The Financial Times has rated EMBA-Global — the partnership between Columbia Business School and London Business School — first in the world in its 2008 rankings of executive MBA programs published on October 27.
The ranking recognizes both schools’ efforts to create a leading program that is truly global. “Business and the management of people and organizations is becoming increasingly complex in today’s fast-moving, interdependent world,” said Lyn Hoffman, associate dean at London Business School, in an interview with Public Offering
. “EMBA-Global has sought to do that, and we are delighted that our alumni are having such success in their own global careers.”
The rankings are the first to be released by the Financial Times since EMBA-Global announced its upcoming expansion into Asia. In May 2009, EMBA-Global Asia will welcome its inaugural class at the HKU Business School.
Ethan Hanabury, associate dean of executive MBA programs, told Public Offering that he believes that the top ranking reflects the anticipation surrounding the program’s expansion, citing the benefits of a program that offers classes in three of the world’s major financial hubs. “EMBA-Global Asia students will have an unmatched opportunity to study global business in every respect,” Hanabury said, “through professors from each of the three institutions and their fellow students, who are accomplished executives from around the world.”

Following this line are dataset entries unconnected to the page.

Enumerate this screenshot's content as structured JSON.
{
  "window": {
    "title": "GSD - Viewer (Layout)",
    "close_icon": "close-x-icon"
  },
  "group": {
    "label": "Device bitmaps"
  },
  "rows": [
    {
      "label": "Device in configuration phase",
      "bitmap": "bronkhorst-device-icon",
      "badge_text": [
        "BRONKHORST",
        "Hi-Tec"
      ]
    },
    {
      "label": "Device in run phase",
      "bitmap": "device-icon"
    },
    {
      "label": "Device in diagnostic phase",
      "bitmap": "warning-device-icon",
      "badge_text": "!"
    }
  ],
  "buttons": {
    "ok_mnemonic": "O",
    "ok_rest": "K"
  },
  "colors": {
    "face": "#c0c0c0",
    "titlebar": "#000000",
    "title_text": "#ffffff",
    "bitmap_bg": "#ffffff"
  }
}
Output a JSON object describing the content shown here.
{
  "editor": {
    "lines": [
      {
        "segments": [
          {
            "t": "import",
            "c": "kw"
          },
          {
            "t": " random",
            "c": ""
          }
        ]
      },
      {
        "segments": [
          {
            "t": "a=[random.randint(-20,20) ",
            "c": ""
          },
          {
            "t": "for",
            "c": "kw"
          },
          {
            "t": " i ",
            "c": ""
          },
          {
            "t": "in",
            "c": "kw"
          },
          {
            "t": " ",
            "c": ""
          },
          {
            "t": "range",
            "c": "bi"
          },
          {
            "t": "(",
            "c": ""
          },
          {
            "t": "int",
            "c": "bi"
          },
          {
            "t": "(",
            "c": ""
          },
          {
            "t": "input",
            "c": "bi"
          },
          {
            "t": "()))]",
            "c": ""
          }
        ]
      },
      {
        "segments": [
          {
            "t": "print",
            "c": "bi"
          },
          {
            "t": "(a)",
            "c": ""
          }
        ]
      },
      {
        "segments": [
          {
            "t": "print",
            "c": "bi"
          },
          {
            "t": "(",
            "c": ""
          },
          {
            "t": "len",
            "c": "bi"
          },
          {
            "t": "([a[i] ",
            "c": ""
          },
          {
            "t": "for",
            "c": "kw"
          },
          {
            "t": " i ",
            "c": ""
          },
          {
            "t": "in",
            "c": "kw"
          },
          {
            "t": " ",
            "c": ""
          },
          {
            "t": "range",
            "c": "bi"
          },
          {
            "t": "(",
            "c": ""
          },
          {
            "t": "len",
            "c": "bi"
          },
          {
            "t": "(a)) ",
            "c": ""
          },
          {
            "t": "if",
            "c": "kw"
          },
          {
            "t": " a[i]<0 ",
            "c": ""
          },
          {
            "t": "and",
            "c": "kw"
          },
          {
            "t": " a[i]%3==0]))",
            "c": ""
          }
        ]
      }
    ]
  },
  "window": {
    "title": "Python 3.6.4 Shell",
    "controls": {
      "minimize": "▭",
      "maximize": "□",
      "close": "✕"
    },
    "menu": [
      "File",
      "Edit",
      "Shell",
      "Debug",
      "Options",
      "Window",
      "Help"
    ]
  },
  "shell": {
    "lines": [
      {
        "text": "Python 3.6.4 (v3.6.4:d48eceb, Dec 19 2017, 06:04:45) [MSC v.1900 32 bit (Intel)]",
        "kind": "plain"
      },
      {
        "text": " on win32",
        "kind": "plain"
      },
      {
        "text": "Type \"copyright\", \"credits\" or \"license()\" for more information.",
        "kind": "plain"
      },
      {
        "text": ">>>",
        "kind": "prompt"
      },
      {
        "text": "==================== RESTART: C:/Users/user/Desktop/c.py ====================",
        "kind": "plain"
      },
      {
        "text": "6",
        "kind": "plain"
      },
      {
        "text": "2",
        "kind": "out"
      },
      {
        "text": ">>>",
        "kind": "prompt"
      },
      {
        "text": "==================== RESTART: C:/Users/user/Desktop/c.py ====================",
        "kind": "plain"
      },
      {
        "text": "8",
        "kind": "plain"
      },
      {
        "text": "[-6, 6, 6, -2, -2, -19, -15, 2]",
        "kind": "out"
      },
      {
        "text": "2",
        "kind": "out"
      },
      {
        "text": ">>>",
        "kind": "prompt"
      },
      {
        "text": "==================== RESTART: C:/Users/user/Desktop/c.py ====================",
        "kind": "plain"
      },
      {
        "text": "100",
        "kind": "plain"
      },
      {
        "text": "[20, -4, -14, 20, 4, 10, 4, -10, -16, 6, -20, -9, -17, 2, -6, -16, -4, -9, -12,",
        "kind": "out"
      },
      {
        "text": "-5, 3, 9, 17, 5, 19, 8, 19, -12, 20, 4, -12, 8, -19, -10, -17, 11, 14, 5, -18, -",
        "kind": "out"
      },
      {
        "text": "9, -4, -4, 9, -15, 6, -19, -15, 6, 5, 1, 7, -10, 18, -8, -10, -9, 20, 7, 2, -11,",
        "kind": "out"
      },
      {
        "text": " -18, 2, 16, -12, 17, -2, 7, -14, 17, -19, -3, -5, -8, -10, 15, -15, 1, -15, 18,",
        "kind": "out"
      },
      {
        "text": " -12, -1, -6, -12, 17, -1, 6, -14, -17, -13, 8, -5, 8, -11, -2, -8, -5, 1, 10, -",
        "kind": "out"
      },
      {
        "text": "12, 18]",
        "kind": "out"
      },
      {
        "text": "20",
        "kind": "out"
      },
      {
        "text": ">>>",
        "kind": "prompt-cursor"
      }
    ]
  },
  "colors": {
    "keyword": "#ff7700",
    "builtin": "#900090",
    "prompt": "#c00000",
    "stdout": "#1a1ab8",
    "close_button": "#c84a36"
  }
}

Columbia’s EMBA-NY program finished 10th overall in the rankings and No. 2 among U.S.-only programs; the Berkeley-Columbia Executive MBA was ranked 16th overall and No. 3 among U.S.-only programs. The 2008 EMBA rankings were based on data
from surveyed graduates from the class of 2005.
Despite current global economic conditions, Hanabury believes that EMBA-Global students are positioned to succeed. “We are finding that for current [EMBA] students, it is a great time to be in business school,” he said. “They can bring insights right back into the workplace. Companies want perspective about the changing economic landscape and to learn about current research.”